I have sensors (pyranometers that consist of thermopiles and measure sun irradiation) that ouput a low voltage signal so I need to amplify them using an instrumentation amplifier.
I have chosen the AD8237 for this task: Datasheet
I'm using a gain of 100 to amplify the initial low voltage signal (ranging 0-20mV) to 0-2V range.
I'm then feeding the amplified signal to the ADC (MCP3422): Datasheet
My sensor values change very slowly and I will read out the digitized ADC values only once every second, so speed is not important in my case.
Now as pointed out in the accepted answer in this question I need a filter between the IN-Amp and the ADC to filter the noise. In many ADC-datasheets a simple passive RC-filter is suggested between the INA and ADC. I did quite some research and I still have some questions that confuse me and I hope you can help me with:
I figured that a first order RC filter does not meet my requirements so I cascaded multiple RC stages:
- Can I do that?
- What would be the disadvantages using the proposed filter?
- Capacitor values like 47µF or even 100µF give me a even better response (stronger attenuation,) would that have a negative impact on my signal or the ADC?
I guess resistor values should not be further increased to prevent voltage drop on my signal.
The filter response seems very promising:
Signals at 10Hz already attenuated by ~50% and at 25Hz already by ~90%. As I only care about the DC signal I guess that response should be fine (also 50-60Hz range is covered strongly by the filter.)

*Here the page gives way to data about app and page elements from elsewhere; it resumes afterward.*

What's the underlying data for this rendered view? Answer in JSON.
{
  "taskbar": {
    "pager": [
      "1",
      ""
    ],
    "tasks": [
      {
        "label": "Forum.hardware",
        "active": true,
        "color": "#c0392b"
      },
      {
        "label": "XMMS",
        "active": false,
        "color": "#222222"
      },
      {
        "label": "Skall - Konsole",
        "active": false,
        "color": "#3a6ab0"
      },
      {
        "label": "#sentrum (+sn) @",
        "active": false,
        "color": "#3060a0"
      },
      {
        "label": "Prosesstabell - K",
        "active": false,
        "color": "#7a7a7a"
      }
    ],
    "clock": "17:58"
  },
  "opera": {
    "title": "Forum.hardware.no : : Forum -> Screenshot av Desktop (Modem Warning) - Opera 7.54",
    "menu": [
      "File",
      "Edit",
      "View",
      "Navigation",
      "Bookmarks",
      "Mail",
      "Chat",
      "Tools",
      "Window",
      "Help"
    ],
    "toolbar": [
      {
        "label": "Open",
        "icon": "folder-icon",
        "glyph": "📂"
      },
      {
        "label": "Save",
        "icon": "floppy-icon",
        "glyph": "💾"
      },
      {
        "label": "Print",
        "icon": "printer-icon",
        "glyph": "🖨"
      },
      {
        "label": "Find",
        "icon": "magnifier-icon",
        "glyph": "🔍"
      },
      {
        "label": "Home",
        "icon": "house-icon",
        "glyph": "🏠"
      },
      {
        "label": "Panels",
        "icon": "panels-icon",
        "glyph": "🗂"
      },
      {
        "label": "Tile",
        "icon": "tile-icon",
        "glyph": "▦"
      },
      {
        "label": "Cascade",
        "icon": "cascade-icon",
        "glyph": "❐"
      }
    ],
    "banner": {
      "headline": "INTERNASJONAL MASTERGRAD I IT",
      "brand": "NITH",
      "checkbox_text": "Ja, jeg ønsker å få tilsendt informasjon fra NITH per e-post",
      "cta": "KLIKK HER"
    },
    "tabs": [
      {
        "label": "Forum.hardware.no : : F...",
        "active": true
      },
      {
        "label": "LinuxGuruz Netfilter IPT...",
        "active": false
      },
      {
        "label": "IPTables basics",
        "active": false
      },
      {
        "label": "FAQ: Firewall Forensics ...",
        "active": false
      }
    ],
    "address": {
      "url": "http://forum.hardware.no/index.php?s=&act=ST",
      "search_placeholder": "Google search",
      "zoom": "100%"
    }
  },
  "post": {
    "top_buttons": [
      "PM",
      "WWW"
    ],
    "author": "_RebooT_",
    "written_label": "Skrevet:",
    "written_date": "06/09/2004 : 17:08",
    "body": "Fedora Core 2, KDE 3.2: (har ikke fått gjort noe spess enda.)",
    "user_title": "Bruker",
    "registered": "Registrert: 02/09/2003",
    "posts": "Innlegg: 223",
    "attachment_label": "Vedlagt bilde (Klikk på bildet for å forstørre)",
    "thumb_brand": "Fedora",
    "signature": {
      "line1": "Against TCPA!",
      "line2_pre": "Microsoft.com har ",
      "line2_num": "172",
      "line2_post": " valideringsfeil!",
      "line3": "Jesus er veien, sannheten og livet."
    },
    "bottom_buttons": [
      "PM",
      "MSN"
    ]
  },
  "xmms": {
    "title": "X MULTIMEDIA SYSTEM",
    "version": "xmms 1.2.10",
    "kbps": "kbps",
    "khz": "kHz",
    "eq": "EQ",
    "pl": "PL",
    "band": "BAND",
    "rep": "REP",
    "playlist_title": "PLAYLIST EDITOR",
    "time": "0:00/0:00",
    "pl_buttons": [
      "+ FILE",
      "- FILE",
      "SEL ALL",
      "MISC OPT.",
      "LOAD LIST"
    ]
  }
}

Resistors create voltage drops so how would these three cascaded resistors affect my amplified signal (thus my digitized value calculated by the ADC?)
Ohms law should apply, but I do not know the current... Any clarification on this is highly appreciated.
Regarding speed/time constants:
As my data acquisition (readout ADC once per second) and change in sensor value is very slow, do I need to keep an eye on the speed/time constant of this filter?
As many datasheets suggest an RC filter stage this approach should not be too far off.